Searching for hidden gold: 5 overlooked QB draft prospects who might pan out for 49ers.

By Don Atkinson
Feb 19, 2021

Winston Churchill once said, "There is nothing wrong with change, if it is in the right direction." This is so in football, as much as in everyday life. With a slew of free agents, a tight salary cap, and roster questions at many key positions, the 49ers are indeed about to change. Nowhere is that more true than at the quarterback position. Rumors suggesting the release of 49ers quarterback Jimmy Garoppolo, a blockbuster trade for Houston's star quarterback Deshaun Watson, and a host of potential free agent signings have swirled since the close of the team's 2020 season in January. Nothing yet has happened, and in fact it may not any time soon. But ready or not, the NFL draft is approaching, and 49ers head coach Kyle Shanahan and general manager John Lynch will



No. 10 Should Be Under Center for the 49ers in 2021

By Tim Sprinkles
Mar 4, 2021

Where there is smoke, there is fire, and there has been a ton of smoke coming out of Santa Clara concerning the 49ers, their quarterback Jimmy Garoppolo, and the future of the two together. Don't get me wrong, the most likely scenario for who starts under center for the 49ers in 2021 is Jimmy Garoppolo, but GM John Lynch and head coach Kyle Shanahan have made it clear that they are open to upgrading the position and moving on from Jimmy G. If the 49ers do move on from Garoppolo, they shouldn't look to mortgage the future by trading a haul of picks to move up into the top 10 or even top 5 for a quarterback. They should pick No. 10 from Alabama, quarterback Mac Jones, if he falls to the twelfth pick in the 2021 NFL draft. Mac Jones is rapidly moving up the boards
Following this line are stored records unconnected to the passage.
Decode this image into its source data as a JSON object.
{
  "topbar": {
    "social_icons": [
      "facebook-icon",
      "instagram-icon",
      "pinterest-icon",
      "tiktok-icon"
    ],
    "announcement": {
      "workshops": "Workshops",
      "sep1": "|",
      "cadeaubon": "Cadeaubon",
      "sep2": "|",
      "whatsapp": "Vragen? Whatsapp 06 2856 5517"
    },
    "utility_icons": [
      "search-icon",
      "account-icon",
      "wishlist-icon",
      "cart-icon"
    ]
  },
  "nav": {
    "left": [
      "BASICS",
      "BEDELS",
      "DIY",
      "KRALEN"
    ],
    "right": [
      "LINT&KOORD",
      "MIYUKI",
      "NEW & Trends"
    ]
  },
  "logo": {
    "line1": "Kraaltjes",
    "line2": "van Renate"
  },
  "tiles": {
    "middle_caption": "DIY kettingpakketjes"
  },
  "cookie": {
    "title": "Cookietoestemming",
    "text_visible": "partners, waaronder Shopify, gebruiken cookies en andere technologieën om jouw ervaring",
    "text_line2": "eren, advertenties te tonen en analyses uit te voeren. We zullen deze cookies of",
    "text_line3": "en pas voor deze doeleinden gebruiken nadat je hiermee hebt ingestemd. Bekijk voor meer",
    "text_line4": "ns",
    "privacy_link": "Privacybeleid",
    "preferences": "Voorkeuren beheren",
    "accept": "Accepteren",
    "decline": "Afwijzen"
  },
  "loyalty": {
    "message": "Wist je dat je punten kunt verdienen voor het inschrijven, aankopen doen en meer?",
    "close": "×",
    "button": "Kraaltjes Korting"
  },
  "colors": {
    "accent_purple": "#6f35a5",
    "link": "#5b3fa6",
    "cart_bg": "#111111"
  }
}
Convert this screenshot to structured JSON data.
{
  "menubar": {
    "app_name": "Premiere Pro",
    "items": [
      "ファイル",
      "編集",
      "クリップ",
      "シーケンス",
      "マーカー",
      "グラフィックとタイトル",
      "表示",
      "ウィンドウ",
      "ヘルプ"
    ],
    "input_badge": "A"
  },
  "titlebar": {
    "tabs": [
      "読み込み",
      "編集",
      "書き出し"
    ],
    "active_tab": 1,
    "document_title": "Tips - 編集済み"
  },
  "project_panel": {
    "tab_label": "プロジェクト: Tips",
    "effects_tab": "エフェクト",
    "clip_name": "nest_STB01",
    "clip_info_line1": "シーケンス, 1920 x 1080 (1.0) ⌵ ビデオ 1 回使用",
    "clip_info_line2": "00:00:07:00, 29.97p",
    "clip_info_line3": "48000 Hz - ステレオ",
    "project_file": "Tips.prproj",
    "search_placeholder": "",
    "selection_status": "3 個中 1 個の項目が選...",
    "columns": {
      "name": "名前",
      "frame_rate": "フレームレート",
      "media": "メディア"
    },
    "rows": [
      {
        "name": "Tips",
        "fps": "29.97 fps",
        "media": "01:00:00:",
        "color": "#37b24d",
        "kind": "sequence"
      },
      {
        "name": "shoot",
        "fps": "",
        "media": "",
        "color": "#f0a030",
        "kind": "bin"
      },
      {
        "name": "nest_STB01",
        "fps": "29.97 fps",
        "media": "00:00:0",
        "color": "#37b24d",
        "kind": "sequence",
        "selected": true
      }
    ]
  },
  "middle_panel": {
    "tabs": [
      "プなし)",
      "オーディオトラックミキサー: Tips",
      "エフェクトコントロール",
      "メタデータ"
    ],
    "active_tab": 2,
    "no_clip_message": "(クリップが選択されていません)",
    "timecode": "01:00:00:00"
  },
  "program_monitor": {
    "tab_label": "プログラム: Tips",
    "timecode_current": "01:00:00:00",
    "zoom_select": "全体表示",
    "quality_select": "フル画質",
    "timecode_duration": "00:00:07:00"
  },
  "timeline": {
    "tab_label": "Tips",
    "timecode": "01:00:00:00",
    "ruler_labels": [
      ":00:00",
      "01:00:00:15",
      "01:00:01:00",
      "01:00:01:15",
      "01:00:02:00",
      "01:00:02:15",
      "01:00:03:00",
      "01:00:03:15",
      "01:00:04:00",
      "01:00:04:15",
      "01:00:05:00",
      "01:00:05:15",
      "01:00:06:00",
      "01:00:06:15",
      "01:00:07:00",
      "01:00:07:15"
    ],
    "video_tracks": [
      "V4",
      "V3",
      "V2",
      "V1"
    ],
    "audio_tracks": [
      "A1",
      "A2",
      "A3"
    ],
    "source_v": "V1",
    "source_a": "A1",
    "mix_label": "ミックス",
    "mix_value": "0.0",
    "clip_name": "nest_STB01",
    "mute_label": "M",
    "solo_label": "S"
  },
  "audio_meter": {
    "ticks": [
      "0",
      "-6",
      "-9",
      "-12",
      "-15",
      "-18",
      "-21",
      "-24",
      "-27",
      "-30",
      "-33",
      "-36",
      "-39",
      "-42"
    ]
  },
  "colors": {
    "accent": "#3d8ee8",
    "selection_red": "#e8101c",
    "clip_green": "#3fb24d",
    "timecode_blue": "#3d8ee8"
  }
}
Options for the 49ers if LT Trent Williams Leaves in Free Agency

By Brian Renick
6 mins ago

The worst-case scenario for the 49ers this offseason would be seeing All-Pro left tackle Trent Williams leave in free agency. Last offseason, the team sent a 3rd round pick to the Washington Football Team to acquire Williams, and then restructured his deal to give him a small pay bump and included language in the contract that stated they would not use the Franchise Tag on him in 2021. Looking at the pending free agents at the tackle position, it's easy to see that Trent Williams is far-and-away the best player available. Williams has stated that he would like to return to the 49ers, which is good news, but he also wants to test the market to determine his value, which could be bad news. There are enough teams flush with cap space, even with a cap-tightened season, and a need


Featured

More by Bret Rumbeck

More Articles

Share 49erswebzone